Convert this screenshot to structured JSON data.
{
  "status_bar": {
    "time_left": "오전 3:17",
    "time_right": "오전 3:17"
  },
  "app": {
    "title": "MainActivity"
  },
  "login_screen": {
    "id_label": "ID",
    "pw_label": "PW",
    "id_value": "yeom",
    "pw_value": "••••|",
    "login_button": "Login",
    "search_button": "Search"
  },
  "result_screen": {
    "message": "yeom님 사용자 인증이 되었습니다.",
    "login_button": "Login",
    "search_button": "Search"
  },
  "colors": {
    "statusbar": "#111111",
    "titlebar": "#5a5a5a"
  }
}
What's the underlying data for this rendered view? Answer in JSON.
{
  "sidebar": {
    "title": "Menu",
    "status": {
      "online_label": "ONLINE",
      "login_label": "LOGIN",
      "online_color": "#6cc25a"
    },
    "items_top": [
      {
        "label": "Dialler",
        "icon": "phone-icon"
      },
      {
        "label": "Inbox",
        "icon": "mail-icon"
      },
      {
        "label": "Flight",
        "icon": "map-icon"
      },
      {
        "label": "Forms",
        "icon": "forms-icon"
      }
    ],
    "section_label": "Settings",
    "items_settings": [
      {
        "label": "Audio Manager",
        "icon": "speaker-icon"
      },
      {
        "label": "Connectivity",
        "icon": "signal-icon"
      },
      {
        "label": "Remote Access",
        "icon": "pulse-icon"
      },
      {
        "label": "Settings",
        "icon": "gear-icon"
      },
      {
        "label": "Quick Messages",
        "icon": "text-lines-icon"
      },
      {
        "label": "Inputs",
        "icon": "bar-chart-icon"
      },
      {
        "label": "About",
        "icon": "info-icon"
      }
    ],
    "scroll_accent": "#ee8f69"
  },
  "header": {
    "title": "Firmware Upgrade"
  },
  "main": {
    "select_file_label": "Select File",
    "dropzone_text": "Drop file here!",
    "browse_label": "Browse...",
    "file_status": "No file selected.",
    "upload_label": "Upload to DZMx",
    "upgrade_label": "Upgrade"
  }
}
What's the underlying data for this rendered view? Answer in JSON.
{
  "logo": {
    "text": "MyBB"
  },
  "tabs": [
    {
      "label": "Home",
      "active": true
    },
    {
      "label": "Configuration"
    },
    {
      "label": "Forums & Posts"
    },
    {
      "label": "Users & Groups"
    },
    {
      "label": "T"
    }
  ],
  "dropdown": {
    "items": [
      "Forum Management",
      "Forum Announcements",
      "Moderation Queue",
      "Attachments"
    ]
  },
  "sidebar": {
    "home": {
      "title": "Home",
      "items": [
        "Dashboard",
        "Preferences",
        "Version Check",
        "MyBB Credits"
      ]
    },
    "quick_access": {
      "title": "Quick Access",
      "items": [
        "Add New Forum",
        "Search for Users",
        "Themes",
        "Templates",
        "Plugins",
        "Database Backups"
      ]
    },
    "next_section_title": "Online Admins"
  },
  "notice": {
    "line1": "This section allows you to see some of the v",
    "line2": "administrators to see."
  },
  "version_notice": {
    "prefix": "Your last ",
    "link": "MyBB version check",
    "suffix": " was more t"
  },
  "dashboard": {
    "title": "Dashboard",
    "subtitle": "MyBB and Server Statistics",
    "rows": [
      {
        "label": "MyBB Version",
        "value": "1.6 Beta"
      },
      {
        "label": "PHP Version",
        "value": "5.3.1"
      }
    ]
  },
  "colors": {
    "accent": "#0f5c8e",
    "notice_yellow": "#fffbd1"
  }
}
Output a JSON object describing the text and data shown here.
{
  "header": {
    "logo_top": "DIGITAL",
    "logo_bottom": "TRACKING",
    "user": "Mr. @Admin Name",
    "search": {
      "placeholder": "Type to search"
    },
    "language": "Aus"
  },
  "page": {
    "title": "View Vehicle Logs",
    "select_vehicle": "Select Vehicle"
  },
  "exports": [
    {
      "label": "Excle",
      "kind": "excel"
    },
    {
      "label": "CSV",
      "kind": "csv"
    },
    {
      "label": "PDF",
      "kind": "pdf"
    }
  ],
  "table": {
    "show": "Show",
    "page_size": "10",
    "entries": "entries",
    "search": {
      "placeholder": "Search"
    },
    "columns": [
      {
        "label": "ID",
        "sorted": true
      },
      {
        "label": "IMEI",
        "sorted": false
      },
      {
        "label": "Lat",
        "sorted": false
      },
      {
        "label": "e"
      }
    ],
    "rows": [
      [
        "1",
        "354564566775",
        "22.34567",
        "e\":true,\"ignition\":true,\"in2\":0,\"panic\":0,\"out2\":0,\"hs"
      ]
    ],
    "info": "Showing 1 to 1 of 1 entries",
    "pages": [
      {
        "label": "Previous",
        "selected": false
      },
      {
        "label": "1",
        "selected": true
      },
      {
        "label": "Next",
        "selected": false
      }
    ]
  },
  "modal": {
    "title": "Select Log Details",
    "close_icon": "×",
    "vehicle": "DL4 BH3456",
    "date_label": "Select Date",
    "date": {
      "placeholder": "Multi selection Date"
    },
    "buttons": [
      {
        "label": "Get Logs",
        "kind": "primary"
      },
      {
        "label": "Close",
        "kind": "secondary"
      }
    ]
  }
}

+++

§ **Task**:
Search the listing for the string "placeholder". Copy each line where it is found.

§ **Answer for the task**:
      "placeholder": "Type to search"
      "placeholder": "Search"
      "placeholder": "Multi selection Date"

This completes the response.